References [1] Fugas, C. (2007). Encontrar culpados ou compreender as causas dos acidentes de trabalho? (2007). In: 7º Congresso Internacional da Segurança , Higiene e Saúde do Trabalho, 2007, Porto. [2] Barbosa Filho, A. N (2001). Segurança do trabalho & gestão ambiental. Atlas, São Paulo. [3] Cheng, C.W.; Leu, S.S.; Lin, C.C.; Fan, C. (2010). Characteristic analysis of occupational accidents at small construction enterprises. Safety Science 48 (6), 698–707. [4] Aneziris, O.N.; Papazoglou, I.A.; Kallianiotis, D. (2010). Occupational risk of tunneling construction. Safety Science 48 (8), 964–972. [5] Yang, H.; Chew, D. A. S.; Wu, W.; Zhou, Z.; Li, Q. (2012). Design and implementation of an identification system in construction site safety for proactive accident prevention. Accident Analysis and Prevention, v. 48 (2012) 193– 203. [6] Soeiro, A.; Reis, C. (2008). Recommendations and precautions to prevent accidents in construction. In: 6° Congreso de Riesgos Laborales (ORP 2008). A Coruña, Galicia, Espanha. [7] Arboleda, C. A. & Abraham, D. M. (2004). Fatalities in trenching operations - Analysis using models of accident causation. Journal of Construction Engineering and Management, 130, 273-280. [8] Kim, Y. A.; Ryoo, B. Y.; Kim, Yong-Su. (2007). Major Accident Factors for Effective Safety Management of Highway Construction Projects. J. Constr. Eng. Manage. 2013.139:628-640. [9] Almeida, I. M. Análise de Acidentes do Trabalho como Ferramenta Auxiliar do Trabalho dos Auditores Fiscais do Ministério do Trabalho e Emprego: contribuições para a definição de orientações sobre a análise de acidentes conduzida por auditores fiscais. São Paulo: Faculdade de Medicina de Botucatu – UNESP. Disponível em: . [10] Soeiro, A. (2005). Segurança na construção.
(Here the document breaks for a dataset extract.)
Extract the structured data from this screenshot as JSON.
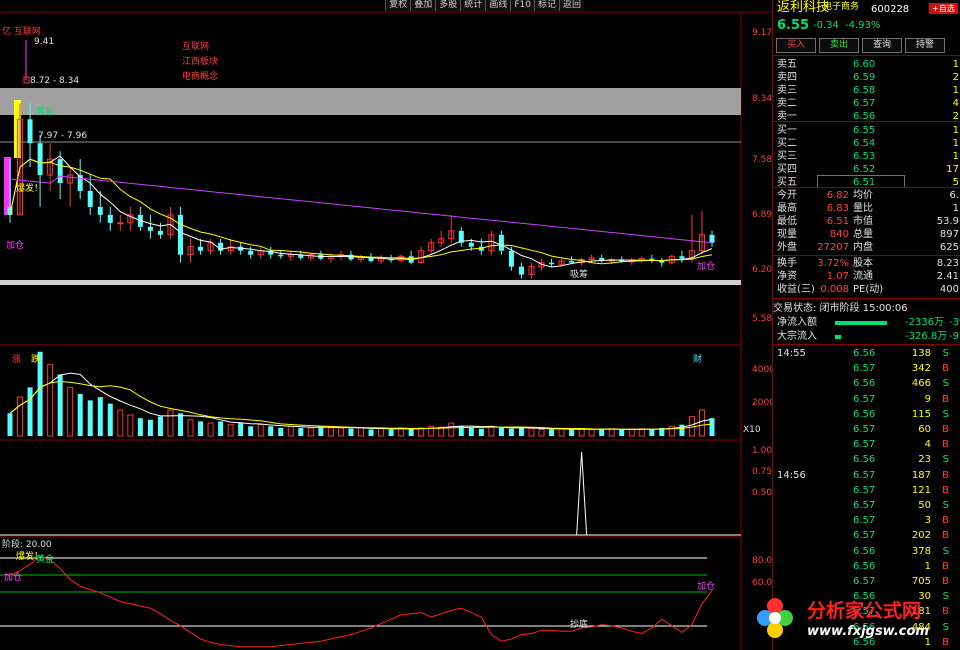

Faculdade de Engenharia da Universidade do Porto, Porto. [11] OHSAS 18001 (2007). OHSAS 18001: occupational health and safety management systems – specification. British Standards Institution, London. [12] Jacinto, C.; AspinwallL, E. (2004). A survey on occupational accidents’ reporting and registration systems in the European Union. Safety Science, n. 42, p. 933-960. [13] MTE (2010). Guia de análise acidentes de trabalho. São Paulo: Imprensa Oficial do Estado de São Paulo, 2010. [14] Cambraia, F. B.; Saurin, T. A.; Formoso, C. T. (2010). Identification, analysis and dissemination of information on near misses: A case study in the construction industry. Safety Science, v. 48, n. 1, p 91-99. [15] Binder, M. C. P.; Monteau, M.; Almeida, I. M. (1996). Árvore de Causas: método de investigação de acidentes de trabalho, Publisher Brasil, São Paulo. [16] ASCC (2006). Guidance on the principles of safe design for work. Commonwealth of Australia, Canberra. Disponível em: . [17] Driscoll, T. R.; Harrisson, J. E.; Bradley, C.; Newson, R. S. (2008). The Role of Design Issues in Work-Related Fatal Injury in Australia. Journal of Safety Research, 2008, v.39, p. 209-214. [18] Vasconcelos, B. (2013). Segurança no Trabalho na Construção: Modelo de gestão de prevenção de acidentes para a fase de concepção. Tese de Doutorado, Universidade do Porto. Porto.

Suggest Documents